* [Given entries]:

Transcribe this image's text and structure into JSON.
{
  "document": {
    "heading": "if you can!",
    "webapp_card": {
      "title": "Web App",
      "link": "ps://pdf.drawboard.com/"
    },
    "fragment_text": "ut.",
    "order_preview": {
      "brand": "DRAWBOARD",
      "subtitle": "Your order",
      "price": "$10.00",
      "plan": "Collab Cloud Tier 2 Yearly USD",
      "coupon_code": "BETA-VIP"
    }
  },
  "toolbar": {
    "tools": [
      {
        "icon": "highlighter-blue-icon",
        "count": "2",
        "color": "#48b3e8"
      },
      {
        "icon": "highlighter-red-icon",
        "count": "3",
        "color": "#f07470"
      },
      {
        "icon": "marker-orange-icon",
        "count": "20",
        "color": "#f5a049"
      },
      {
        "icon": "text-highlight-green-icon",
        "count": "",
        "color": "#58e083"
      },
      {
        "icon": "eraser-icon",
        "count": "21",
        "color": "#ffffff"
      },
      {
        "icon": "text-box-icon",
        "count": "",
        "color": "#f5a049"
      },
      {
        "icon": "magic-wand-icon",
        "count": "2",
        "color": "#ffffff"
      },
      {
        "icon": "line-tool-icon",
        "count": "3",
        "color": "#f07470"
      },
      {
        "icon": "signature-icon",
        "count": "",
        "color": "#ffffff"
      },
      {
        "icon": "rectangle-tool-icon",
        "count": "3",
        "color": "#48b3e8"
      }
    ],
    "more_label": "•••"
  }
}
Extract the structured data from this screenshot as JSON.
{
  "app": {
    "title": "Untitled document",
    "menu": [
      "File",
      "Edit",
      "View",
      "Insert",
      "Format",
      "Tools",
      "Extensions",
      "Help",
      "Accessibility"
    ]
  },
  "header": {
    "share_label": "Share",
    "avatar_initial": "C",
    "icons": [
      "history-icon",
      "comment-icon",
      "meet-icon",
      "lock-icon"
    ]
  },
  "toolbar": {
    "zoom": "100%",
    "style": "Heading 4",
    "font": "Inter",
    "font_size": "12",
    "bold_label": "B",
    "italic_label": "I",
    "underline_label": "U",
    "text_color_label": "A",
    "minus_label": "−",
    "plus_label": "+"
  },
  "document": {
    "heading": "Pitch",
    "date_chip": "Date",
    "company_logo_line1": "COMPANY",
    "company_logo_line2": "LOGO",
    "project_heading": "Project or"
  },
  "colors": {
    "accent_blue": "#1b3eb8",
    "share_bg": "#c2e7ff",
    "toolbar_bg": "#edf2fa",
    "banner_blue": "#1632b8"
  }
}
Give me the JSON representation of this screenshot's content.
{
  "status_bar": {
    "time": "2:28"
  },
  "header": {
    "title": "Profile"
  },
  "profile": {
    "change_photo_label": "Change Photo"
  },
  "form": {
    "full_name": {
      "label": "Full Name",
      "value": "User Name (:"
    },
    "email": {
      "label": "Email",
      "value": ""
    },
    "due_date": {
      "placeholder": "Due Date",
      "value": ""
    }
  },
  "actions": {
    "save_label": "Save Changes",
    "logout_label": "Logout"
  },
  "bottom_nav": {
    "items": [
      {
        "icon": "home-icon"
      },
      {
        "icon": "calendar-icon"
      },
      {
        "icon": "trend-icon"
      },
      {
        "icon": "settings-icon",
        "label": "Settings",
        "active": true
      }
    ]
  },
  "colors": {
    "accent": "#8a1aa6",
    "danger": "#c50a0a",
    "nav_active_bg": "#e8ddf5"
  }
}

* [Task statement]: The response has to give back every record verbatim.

* [Exercise result]:
Transcribe this image's text and structure into JSON.
{
  "document": {
    "heading": "if you can!",
    "webapp_card": {
      "title": "Web App",
      "link": "ps://pdf.drawboard.com/"
    },
    "fragment_text": "ut.",
    "order_preview": {
      "brand": "DRAWBOARD",
      "subtitle": "Your order",
      "price": "$10.00",
      "plan": "Collab Cloud Tier 2 Yearly USD",
      "coupon_code": "BETA-VIP"
    }
  },
  "toolbar": {
    "tools": [
      {
        "icon": "highlighter-blue-icon",
        "count": "2",
        "color": "#48b3e8"
      },
      {
        "icon": "highlighter-red-icon",
        "count": "3",
        "color": "#f07470"
      },
      {
        "icon": "marker-orange-icon",
        "count": "20",
        "color": "#f5a049"
      },
      {
        "icon": "text-highlight-green-icon",
        "count": "",
        "color": "#58e083"
      },
      {
        "icon": "eraser-icon",
        "count": "21",
        "color": "#ffffff"
      },
      {
        "icon": "text-box-icon",
        "count": "",
        "color": "#f5a049"
      },
      {
        "icon": "magic-wand-icon",
        "count": "2",
        "color": "#ffffff"
      },
      {
        "icon": "line-tool-icon",
        "count": "3",
        "color": "#f07470"
      },
      {
        "icon": "signature-icon",
        "count": "",
        "color": "#ffffff"
      },
      {
        "icon": "rectangle-tool-icon",
        "count": "3",
        "color": "#48b3e8"
      }
    ],
    "more_label": "•••"
  }
}
Extract the structured data from this screenshot as JSON.
{
  "app": {
    "title": "Untitled document",
    "menu": [
      "File",
      "Edit",
      "View",
      "Insert",
      "Format",
      "Tools",
      "Extensions",
      "Help",
      "Accessibility"
    ]
  },
  "header": {
    "share_label": "Share",
    "avatar_initial": "C",
    "icons": [
      "history-icon",
      "comment-icon",
      "meet-icon",
      "lock-icon"
    ]
  },
  "toolbar": {
    "zoom": "100%",
    "style": "Heading 4",
    "font": "Inter",
    "font_size": "12",
    "bold_label": "B",
    "italic_label": "I",
    "underline_label": "U",
    "text_color_label": "A",
    "minus_label": "−",
    "plus_label": "+"
  },
  "document": {
    "heading": "Pitch",
    "date_chip": "Date",
    "company_logo_line1": "COMPANY",
    "company_logo_line2": "LOGO",
    "project_heading": "Project or"
  },
  "colors": {
    "accent_blue": "#1b3eb8",
    "share_bg": "#c2e7ff",
    "toolbar_bg": "#edf2fa",
    "banner_blue": "#1632b8"
  }
}
Give me the JSON representation of this screenshot's content.
{
  "status_bar": {
    "time": "2:28"
  },
  "header": {
    "title": "Profile"
  },
  "profile": {
    "change_photo_label": "Change Photo"
  },
  "form": {
    "full_name": {
      "label": "Full Name",
      "value": "User Name (:"
    },
    "email": {
      "label": "Email",
      "value": ""
    },
    "due_date": {
      "placeholder": "Due Date",
      "value": ""
    }
  },
  "actions": {
    "save_label": "Save Changes",
    "logout_label": "Logout"
  },
  "bottom_nav": {
    "items": [
      {
        "icon": "home-icon"
      },
      {
        "icon": "calendar-icon"
      },
      {
        "icon": "trend-icon"
      },
      {
        "icon": "settings-icon",
        "label": "Settings",
        "active": true
      }
    ]
  },
  "colors": {
    "accent": "#8a1aa6",
    "danger": "#c50a0a",
    "nav_active_bg": "#e8ddf5"
  }
}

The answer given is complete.